An outbreak should be considered if there is a cluster of two or more cases of suspected GAS infection related by person or place. The interval between case presentations may vary between 1–6° months. Emm sequence typing must be carried out to prove that the cases are related. Recommendations for chemoprophylaxis must be decided by the outbreak control team on a case by case basis.
Figure 2 shows a flow chart published by the HPA, which captures the interim UK guidelines on management of close community contacts very well.5
To reiterate, the key points from the interim guideline are that:
• Antibiotics should be administered both to the mother and baby if either develops iGAS disease in the neonatal period (the first 28 days of life).
• Antibiotics should not be routinely administered to all contacts of GAS cases.
• Close contacts must be educated regarding the signs and symptoms of GAS and asked to report them, if any, in the following 30 days.
Should household contacts of women with group A streptococcus be given prophylactic treatment? The risk of invasive disease among household contacts from an index patient who has invasive disease has not been established. Health authorities have differing views.
The interim Strep-EURO report from 2003, which is based on a comprehensive literature review, concludes that 2000 household contacts would have to be treated to prevent one case of invasive disease. The evidence did not, therefore, support giving chemoprophylaxis to all household contacts.5 Addressing this ethical issue, a further report from the HPA in 2005 suggested educating household contacts about early warning signs and seeking medical advice if they have any.39 Similarly, the Center for Disease Control and Prevention in Atlanta, USA, held a workshop for the prevention of iGAS disease and concluded that routine screening or chemoprophylaxis of patients were not recommended but that practitioners could choose at-risk patients and offer chemoprophylaxis.40
Group A streptococcus has been the cause of sporadic cases of fatal puerperal sepsis.

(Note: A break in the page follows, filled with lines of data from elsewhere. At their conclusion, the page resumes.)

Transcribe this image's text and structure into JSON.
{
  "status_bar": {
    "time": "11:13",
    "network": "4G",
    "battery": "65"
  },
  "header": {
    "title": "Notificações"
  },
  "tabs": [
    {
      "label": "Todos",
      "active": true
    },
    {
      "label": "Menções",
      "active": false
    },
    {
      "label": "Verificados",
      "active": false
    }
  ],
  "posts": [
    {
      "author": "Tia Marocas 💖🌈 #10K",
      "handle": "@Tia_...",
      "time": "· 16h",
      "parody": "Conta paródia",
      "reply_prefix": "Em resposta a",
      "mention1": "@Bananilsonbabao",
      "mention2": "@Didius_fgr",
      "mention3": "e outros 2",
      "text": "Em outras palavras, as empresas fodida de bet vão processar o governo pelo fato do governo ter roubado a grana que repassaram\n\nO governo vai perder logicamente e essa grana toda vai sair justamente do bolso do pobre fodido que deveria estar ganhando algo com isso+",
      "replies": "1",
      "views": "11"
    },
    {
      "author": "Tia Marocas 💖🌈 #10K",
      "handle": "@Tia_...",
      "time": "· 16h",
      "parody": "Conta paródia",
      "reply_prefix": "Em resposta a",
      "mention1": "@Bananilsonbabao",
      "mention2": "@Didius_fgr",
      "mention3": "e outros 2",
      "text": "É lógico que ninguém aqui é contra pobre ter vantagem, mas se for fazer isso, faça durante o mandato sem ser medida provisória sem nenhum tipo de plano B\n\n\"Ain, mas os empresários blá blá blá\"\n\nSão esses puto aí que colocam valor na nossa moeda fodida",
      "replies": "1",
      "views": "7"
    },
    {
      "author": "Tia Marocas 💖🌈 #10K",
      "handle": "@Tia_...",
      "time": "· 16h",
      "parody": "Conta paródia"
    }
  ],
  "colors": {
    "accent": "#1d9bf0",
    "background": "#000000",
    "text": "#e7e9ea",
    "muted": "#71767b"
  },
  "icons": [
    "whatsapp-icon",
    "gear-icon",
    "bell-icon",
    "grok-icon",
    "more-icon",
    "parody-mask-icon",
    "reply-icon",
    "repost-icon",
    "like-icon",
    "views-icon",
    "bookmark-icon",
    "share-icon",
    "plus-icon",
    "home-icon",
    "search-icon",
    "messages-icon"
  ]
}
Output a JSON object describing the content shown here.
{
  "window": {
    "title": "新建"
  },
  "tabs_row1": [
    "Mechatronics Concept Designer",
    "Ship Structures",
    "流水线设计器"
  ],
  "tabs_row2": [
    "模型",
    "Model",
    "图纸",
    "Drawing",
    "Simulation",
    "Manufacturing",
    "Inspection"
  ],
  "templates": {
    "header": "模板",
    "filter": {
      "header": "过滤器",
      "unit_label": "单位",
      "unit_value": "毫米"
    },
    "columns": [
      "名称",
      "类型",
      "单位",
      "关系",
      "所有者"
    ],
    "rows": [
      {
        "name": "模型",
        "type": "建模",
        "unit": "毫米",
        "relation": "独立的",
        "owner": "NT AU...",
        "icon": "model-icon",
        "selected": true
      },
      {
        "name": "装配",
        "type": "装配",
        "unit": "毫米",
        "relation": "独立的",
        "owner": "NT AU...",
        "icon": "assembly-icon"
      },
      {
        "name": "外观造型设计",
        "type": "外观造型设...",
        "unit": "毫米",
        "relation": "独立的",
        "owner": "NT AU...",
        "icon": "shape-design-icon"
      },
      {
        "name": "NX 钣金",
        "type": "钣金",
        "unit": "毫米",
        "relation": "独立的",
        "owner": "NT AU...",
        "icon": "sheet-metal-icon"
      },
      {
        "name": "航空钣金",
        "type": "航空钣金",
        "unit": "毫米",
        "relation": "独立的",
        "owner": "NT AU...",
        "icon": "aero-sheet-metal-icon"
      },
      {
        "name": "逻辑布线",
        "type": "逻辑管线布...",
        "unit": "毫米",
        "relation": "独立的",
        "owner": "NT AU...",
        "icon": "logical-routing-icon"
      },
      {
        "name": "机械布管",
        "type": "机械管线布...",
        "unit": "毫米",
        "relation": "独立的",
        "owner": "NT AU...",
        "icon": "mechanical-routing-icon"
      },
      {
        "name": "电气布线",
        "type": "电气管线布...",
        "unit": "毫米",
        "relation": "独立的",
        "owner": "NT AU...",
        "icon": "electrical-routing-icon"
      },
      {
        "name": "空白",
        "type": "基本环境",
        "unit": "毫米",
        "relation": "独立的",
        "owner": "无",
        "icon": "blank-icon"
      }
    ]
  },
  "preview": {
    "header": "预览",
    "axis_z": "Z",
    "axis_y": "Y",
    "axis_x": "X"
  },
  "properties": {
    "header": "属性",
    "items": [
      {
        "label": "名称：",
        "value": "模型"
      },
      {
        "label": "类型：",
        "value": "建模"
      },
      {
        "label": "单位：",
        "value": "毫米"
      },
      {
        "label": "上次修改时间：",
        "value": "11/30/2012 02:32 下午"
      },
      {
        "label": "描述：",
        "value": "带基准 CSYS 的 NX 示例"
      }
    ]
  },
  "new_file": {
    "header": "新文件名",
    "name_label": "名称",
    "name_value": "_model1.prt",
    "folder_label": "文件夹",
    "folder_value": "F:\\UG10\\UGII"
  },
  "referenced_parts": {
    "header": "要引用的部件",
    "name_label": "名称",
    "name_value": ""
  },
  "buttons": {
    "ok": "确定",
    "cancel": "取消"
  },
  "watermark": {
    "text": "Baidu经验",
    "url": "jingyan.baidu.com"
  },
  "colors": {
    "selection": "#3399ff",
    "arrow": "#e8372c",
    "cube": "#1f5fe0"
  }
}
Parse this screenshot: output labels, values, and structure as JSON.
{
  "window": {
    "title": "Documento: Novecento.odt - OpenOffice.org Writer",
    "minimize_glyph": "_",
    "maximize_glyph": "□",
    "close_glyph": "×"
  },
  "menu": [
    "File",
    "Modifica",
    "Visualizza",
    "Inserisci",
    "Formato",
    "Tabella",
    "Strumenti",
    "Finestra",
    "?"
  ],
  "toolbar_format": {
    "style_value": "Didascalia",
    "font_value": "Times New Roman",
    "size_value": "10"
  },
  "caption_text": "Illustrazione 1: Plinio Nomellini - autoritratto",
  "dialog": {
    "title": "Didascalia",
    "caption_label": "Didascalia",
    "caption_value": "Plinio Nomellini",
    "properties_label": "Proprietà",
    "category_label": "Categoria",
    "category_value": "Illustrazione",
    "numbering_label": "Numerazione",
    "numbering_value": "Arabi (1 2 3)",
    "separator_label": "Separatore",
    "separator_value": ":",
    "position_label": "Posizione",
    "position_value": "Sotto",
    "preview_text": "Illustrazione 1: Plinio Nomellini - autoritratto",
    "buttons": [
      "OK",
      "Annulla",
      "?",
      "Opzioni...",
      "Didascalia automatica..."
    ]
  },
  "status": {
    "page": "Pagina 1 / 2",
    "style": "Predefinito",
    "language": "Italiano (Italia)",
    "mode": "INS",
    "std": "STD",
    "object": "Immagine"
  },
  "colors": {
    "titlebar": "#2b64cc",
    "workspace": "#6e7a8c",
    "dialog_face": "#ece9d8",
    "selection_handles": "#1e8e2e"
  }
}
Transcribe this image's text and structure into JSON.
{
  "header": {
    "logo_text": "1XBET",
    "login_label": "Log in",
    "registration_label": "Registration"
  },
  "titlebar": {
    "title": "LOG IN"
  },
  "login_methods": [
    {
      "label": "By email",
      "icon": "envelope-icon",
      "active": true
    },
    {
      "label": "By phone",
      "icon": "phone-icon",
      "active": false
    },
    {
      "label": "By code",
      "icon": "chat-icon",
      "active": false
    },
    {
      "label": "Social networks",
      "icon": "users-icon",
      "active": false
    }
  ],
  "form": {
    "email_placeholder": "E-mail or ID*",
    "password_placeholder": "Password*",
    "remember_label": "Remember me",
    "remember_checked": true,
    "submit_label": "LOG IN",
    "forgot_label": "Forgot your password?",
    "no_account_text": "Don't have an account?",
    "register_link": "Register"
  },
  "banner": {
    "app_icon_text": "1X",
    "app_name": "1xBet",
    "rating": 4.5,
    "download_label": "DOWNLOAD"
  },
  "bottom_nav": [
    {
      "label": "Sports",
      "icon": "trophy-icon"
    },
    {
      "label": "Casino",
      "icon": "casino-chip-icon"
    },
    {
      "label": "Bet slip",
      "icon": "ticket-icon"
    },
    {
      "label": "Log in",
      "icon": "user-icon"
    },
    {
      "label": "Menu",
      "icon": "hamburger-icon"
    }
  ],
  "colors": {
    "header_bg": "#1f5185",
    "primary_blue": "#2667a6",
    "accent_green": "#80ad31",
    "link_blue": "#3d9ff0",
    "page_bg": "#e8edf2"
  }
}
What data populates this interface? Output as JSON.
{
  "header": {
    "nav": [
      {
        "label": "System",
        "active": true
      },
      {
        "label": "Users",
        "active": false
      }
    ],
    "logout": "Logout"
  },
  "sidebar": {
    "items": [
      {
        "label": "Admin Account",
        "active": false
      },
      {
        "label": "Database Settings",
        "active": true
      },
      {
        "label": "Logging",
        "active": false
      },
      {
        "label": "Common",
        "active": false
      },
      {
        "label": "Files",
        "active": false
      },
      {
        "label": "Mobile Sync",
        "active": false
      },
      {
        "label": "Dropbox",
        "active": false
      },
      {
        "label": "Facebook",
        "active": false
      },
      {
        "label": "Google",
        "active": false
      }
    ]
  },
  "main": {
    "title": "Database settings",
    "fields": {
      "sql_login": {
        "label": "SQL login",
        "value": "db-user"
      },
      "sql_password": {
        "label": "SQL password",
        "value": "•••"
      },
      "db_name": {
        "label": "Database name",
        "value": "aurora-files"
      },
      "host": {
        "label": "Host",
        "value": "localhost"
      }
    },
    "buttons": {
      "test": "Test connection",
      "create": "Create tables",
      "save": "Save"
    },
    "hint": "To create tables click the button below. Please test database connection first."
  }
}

There have been reports of an increasing incidence, especially during winter months following outbreaks of viral infections.
Clinicians must maintain a high degree of suspicion and investigate cautiously when evaluating a septic woman. Parenteral antibiotics are the first line of management, even before diagnosis can be established, to combat rapid progression of this disease. If a woman does not respond to antibiotics, other localising signs must be looked for and acted upon promptly.
Multidisciplinary input is vital and, therefore, all relevant specialties must be alerted. If clusters of septic women present, epidemiological investigation must be carried out to identify strains and investigations must be carried out to identify potential chronic carriers. Healthcare workers are possible sources or carriers of infection. Where they are in contact with infected women, healthcare workers need to be screened and treated.